The other day a friend and I were in the local Panera Bread and ordered blueberry muffins to go with our coffees…that is, until I looked in the display case and saw the mandatory nutrition labels. A 4.5 gram serving totaled 390 calories – nearly 36 percent from fat! Not an especially healthy way to begin the day.
As a New Yorker, I’m already used to seeing nutrition and calorie information at chain restaurants and on menus. Several other states, including California, and several cities, also have laws on the books that mandate posting information alongside foods in specific restaurants.
The new health reform law goes one step further – removing a long-standing exemption and requiring that “chain” restaurants and “similar retail food establishments” with twenty or more locations
“shall disclose in a clear and conspicuous manner— in a nutrient content disclosure statement adjacent to the name of the standard menu item, so as to be clearly associated with the standard menu item, on the menu listing the item for sale, the number of calories contained in the standard menu item, as usually prepared and offered for sale” (Article IV, section 4205)
Many restaurant owners argue that nutrition data is already available on corporate websites or on the backs of paper tray liners. Within the year, however, it must be posted right on the menu board – so you will know upfront that the Double Quarter Pounder with cheese you’re about to chomp will set you back 740 calories – more than half of that from fat – and a whopping 1380 mg of sodium. Head to Starbucks for a Grande Vanilla Frappucino, and you can’t escape notice of sipping 310 calories. Add whipped cream and it jumps to 430. Starbucks noted it does offer a list of drinks under 200 calories and many foods under 350 calories.
If a restaurant provides a salad bar, buffet, or other “self-service” arrangement, labeling information must be placed next to each item, based on “reasonable” means of determining nutrition counts – cookbooks or lab testing for example. Specials, temporary offerings, or items in market testing are exempt.
HHS Secretary Kathleen Sebelius was given 120 days from the date the reform was signed to develop guidelines; the law must be enacted before March 23, 2011. This provision preempts the various state laws currently on the books that don’t follow the same guidelines, but some restaurants and vending machines will still be subject to state and local requirements.
Center for Science in the Public Interest was instrumental in getting this proviso into the final bill. They and other supporters say that it will help in the fight against obesity by giving consumers a better sense of just how much they are eating. Studies that have examined New York City’s law (enacted in 2008) have found mixed to generally positive results regarding changes in eating habits.
Knowing the nutrition information of common foods is a good thing. It allows people to make more informed decisions and hopefully get a handle on just how much they ingest daily.

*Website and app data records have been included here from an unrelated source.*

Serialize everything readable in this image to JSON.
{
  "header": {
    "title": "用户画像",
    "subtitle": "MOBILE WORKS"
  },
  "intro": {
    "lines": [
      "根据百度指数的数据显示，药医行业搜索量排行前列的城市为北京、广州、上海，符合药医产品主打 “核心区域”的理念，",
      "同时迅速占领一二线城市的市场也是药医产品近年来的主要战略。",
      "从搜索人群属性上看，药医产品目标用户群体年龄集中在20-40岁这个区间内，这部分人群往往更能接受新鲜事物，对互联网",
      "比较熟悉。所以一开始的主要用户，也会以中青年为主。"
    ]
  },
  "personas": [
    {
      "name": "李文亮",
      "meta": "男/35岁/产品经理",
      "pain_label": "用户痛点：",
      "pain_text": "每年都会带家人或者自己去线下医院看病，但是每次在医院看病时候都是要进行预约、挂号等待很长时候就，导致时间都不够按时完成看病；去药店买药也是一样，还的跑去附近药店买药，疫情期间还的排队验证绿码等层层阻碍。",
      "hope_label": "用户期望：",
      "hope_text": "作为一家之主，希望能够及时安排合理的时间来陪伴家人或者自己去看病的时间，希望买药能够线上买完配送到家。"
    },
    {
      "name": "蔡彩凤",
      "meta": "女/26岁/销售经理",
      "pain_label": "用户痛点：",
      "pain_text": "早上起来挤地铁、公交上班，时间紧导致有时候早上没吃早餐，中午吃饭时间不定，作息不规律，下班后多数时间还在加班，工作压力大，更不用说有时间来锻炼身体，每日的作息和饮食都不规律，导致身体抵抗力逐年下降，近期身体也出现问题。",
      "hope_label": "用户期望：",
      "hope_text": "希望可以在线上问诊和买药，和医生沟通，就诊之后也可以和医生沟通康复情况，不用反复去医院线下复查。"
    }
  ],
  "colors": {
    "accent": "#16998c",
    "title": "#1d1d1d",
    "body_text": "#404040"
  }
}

Most people vastly underestimate calories counts, especially in restaurants, according to CSPI. Nutrition labeling is important not only for fighting obesity, but for helping to manage heart disease, diabetes, and other chronic ailments.
So next time I’m in Panera, I just might splurge on that blueberry muffin, but at least now I know what I’m in for.
What do you think about mandating nutrition labeling in restaurants? Good idea, or too much interference by government?